Elevated testosterone levels may raise risk of uterine fibroids
Source: Endocrinology News From Medical News Today [2015.12.16]
Women who have high levels of both testosterone and estrogen in midlife may face a greater risk of developing benign tumors on the uterus called uterine fibroids than women with low levels of the...
Does Testosterone Give Men Better Direction Sense?
Source: MedicineNet Mens Health Specialty [2015.12.09]
Title: Does Testosterone Give Men Better Direction Sense?
Category: Health News
Created: 12/9/2015 12:00:00 AM
Last Editorial Review: 12/9/2015 12:00:00 AM
Journal Maturitas publishes position statement on testosterone replacement therapy in the aging male
Source: Erectile Dysfunction / Premature Ejaculation News From Medical News Today [2015.11.19]

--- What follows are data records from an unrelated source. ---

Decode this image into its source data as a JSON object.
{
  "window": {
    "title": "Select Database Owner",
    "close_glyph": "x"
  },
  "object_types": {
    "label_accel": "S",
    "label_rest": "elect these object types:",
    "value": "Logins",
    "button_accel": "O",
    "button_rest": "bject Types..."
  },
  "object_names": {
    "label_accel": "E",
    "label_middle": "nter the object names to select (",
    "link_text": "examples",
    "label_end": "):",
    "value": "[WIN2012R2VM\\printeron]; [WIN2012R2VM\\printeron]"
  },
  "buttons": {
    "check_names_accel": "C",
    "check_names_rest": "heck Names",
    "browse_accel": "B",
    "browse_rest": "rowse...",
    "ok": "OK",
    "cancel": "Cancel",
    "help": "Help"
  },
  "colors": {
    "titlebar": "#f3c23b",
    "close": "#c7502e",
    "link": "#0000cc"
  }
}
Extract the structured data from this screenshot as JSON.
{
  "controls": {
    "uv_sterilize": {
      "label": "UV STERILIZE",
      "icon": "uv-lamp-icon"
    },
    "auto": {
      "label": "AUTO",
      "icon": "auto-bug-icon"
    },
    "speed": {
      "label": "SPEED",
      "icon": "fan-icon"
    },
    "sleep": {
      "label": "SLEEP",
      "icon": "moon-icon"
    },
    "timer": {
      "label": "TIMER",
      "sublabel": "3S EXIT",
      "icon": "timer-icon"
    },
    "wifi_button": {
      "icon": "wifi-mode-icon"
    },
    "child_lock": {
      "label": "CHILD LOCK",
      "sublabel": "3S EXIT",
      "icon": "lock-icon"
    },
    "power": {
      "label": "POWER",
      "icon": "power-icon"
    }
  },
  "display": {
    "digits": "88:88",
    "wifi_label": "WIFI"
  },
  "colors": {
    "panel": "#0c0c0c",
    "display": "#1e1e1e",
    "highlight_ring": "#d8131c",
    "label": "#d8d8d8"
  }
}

The journal Maturitas has announced the publication of a position statement by the European Menopause and Andropause Society (EMAS) covering testosterone replacement therapy in the aging male.
Men with 'low testosterone' have higher rates of depression
Source: Erectile Dysfunction / Premature Ejaculation News From Medical News Today [2015.07.02]
Researchers at the George Washington University (GW), led by Michael S. Irwig, M.D.
Published Studies Related to Testosterone
Testosterone replacement therapy in older male subjective memory complainers:
double-blind randomized crossover placebo-controlled clinical trial of
physiological assessment and safety. 
Testosterone replacement therapy (TRT) has been investigated in older men as a
preventative treatment against Alzheimer's disease and dementia. However,
previous studies have been contradictory... Our study suggests TRT is safe and well-tolerated in
this Indonesian cohort, yet longitudinal studies with larger cohorts are needed
to assess TRT further, and to establish whether TRT reduces dementia risk.
Testosterone induces erythrocytosis via increased erythropoietin and suppressed
hepcidin: evidence for a new erythropoietin/hemoglobin set point. 
hematocrit remain unclear... CONCLUSIONS: Testosterone-induced increase in hemoglobin and hematocrit is
Effect of testosterone treatment on constitutional and sexual symptoms in men
with type 2 diabetes in a randomized, placebo-controlled clinical trial. 
constitutional and sexual symptoms in men with type 2 diabetes (T2D)... CONCLUSIONS: In this trial, T treatment did not substantially improve
The role of androgen receptor CAG repeat polymorphism and other factors which
affect the clinical response to testosterone replacement in metabolic syndrome
and type 2 diabetes: TIMES2 sub-study. 
TRT in the TIMES2 study... CONCLUSION: AR CAG affected the response of some variables to TRT in the TIMES2
Mechanical muscle function and lean body mass during supervised strength training
and testosterone therapy in aging men with low-normal testosterone levels. 
24-week study... CONCLUSION: Strength training in aging men with low-normal testosterone levels
Reports of Suspected Testosterone Side Effects
Drug Ineffective (56),
Blood Testosterone Decreased (21),
Drug Administered AT Inappropriate Site (19),
Accidental Exposure (15),
Blood Testosterone Increased (14),
Pulmonary Embolism (12),
Alopecia (12), more >>
Page last updated: 2016-01-25